What is being asked> Scan the records below for lines with the word "selected", then state how many you find and nothing else.

Given records>
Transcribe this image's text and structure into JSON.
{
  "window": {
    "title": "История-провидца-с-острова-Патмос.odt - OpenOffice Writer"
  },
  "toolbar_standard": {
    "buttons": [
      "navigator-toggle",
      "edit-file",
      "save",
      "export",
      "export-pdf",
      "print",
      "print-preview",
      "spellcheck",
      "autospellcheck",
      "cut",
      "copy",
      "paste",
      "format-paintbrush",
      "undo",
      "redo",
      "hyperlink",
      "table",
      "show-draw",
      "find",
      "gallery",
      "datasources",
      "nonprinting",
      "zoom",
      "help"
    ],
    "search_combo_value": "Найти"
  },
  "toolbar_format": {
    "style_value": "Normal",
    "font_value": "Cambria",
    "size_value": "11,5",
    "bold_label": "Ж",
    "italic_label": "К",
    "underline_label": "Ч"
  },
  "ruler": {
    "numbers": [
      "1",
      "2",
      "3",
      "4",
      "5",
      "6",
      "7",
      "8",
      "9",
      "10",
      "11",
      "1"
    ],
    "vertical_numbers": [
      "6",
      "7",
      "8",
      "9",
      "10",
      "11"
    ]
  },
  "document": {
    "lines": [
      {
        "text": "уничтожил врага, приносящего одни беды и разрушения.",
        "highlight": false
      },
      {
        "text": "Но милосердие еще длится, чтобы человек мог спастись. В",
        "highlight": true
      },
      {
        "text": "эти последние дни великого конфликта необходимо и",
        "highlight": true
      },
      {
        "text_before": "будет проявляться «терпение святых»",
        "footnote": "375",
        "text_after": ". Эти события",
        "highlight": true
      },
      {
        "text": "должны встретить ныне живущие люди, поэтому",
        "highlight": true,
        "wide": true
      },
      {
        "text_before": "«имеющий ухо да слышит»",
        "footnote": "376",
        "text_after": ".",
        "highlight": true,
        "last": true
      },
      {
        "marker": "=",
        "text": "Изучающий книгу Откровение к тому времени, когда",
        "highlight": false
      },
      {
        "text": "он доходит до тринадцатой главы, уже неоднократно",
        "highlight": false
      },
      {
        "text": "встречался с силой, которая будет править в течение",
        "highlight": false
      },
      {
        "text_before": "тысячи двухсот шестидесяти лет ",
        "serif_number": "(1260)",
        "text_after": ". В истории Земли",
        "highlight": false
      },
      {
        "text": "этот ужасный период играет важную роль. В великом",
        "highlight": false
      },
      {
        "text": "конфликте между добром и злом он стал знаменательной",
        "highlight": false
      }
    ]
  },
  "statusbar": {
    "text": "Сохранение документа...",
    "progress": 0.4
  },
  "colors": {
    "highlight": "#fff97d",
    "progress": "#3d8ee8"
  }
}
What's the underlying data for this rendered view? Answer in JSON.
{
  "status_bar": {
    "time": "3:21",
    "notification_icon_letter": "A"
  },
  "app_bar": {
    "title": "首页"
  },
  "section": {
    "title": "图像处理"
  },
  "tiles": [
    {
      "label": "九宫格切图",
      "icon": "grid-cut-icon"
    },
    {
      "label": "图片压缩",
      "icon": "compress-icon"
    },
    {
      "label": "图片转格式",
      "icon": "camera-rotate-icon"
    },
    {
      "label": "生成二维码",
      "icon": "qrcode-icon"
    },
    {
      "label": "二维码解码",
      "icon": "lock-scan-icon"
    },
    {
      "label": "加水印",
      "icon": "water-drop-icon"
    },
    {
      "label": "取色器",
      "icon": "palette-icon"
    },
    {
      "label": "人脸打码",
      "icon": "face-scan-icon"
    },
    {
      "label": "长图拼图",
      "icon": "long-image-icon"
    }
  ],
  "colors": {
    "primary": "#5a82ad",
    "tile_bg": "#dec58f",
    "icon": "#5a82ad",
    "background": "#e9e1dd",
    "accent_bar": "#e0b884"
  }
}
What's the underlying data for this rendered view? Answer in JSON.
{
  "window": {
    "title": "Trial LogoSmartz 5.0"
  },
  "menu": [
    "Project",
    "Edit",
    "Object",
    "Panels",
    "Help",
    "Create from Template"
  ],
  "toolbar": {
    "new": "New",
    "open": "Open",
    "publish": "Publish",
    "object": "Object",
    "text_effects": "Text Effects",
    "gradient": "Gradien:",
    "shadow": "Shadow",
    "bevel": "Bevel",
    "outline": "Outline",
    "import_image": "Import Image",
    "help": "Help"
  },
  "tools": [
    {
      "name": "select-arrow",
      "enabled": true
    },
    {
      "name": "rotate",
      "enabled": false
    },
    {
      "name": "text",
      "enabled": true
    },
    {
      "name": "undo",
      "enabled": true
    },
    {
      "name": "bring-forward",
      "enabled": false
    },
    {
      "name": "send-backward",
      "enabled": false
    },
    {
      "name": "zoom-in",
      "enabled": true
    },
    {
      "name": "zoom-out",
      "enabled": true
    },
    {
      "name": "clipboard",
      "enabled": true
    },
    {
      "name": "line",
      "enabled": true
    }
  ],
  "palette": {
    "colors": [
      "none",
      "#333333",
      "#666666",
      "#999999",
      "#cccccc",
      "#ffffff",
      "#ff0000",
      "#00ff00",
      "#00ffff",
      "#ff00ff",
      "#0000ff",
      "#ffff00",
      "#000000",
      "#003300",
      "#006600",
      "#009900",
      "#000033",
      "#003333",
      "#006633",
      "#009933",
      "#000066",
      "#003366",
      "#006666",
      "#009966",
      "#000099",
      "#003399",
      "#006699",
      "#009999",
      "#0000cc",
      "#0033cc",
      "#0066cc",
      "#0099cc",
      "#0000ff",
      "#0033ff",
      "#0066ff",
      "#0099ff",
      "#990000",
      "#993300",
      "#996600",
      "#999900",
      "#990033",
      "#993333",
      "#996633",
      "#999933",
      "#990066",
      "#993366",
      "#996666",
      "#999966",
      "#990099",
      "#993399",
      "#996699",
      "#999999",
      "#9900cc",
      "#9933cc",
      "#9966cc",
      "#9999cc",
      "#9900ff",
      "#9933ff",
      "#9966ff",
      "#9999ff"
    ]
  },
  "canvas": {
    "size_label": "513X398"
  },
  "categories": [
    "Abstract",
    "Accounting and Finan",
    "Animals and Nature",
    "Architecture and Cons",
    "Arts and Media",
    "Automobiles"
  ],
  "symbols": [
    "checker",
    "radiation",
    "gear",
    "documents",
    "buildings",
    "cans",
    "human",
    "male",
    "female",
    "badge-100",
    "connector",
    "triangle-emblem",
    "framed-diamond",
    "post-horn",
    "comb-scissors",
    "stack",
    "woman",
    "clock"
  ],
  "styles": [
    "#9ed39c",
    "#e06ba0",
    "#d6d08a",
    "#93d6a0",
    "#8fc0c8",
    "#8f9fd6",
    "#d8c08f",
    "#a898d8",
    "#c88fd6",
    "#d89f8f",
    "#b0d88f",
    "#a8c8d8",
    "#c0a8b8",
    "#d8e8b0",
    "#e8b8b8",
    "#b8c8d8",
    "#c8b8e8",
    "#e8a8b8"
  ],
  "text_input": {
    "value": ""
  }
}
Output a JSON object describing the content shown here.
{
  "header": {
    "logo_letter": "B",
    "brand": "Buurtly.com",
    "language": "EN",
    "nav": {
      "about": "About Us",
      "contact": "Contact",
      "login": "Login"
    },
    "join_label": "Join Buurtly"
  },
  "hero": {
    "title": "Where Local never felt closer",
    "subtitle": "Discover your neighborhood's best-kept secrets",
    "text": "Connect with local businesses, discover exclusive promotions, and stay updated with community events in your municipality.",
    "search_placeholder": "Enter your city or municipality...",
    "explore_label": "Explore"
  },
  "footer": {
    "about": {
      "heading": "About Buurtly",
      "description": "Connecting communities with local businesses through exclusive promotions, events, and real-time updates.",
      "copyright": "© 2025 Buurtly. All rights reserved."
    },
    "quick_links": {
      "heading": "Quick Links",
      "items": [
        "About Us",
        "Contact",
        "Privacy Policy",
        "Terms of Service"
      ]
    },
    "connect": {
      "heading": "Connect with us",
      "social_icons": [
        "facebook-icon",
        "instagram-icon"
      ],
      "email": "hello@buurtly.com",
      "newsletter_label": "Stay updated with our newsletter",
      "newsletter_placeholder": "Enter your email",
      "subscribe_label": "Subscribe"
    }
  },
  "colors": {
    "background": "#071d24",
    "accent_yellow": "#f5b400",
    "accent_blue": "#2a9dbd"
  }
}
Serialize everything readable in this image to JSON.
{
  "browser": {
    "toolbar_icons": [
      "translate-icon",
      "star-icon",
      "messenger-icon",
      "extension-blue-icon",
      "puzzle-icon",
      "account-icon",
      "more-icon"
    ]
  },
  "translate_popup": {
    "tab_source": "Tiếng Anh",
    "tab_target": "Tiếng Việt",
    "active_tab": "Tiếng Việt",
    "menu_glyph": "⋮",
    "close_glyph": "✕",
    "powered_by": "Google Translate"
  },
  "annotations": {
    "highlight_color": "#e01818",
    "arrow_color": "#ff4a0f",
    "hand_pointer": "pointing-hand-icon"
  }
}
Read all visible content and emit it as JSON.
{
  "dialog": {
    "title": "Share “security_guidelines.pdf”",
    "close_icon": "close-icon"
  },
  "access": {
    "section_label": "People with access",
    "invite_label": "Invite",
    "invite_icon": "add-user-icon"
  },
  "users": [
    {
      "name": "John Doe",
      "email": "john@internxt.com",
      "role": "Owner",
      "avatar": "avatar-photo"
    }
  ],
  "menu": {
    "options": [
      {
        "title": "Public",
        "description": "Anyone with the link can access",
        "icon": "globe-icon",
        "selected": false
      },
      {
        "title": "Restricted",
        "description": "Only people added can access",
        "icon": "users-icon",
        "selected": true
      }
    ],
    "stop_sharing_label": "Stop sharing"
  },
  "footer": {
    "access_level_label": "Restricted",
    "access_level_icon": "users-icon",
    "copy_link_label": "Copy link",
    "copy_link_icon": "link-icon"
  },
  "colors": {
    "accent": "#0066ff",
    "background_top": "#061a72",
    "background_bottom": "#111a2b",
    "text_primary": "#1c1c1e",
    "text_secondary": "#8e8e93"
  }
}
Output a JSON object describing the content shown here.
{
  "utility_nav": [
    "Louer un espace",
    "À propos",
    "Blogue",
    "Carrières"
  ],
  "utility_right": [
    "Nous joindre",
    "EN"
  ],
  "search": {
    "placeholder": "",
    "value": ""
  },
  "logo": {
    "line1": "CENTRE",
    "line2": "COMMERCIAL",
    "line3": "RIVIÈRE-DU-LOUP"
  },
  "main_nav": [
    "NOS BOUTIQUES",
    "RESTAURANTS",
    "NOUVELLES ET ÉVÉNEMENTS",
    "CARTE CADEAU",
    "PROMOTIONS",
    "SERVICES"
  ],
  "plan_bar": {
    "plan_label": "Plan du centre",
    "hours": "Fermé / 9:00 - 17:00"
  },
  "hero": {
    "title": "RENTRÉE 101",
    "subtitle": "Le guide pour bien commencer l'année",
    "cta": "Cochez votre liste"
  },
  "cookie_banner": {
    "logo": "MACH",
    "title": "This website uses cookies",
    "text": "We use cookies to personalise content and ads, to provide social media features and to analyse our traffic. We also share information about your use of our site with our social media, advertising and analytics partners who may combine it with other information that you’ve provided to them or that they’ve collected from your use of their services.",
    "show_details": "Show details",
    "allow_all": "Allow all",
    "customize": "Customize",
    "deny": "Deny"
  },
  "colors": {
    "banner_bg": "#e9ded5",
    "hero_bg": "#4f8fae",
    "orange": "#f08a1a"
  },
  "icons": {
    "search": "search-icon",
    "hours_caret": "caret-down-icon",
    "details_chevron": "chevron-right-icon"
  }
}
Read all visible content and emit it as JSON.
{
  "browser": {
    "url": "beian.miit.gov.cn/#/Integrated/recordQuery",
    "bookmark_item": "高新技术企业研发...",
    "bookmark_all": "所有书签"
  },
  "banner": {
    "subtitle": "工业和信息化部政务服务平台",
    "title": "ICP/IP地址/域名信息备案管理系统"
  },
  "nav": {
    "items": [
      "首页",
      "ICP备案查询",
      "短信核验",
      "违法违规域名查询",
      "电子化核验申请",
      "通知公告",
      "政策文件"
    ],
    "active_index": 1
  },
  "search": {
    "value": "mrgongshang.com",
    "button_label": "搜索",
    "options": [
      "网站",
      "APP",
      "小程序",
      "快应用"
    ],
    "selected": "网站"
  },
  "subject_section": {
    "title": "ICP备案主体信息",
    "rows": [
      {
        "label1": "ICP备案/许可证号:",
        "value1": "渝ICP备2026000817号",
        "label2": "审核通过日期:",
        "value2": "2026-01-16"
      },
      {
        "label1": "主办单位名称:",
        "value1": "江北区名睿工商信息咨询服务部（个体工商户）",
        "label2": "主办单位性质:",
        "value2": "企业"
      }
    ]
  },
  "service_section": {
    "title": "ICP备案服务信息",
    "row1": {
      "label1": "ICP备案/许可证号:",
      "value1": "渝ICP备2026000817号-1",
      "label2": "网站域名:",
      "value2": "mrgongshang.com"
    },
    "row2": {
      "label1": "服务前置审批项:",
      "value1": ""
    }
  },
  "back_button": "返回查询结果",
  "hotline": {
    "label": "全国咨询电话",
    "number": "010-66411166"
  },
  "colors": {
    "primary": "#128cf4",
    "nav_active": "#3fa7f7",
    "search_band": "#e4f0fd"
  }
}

Answer section> 3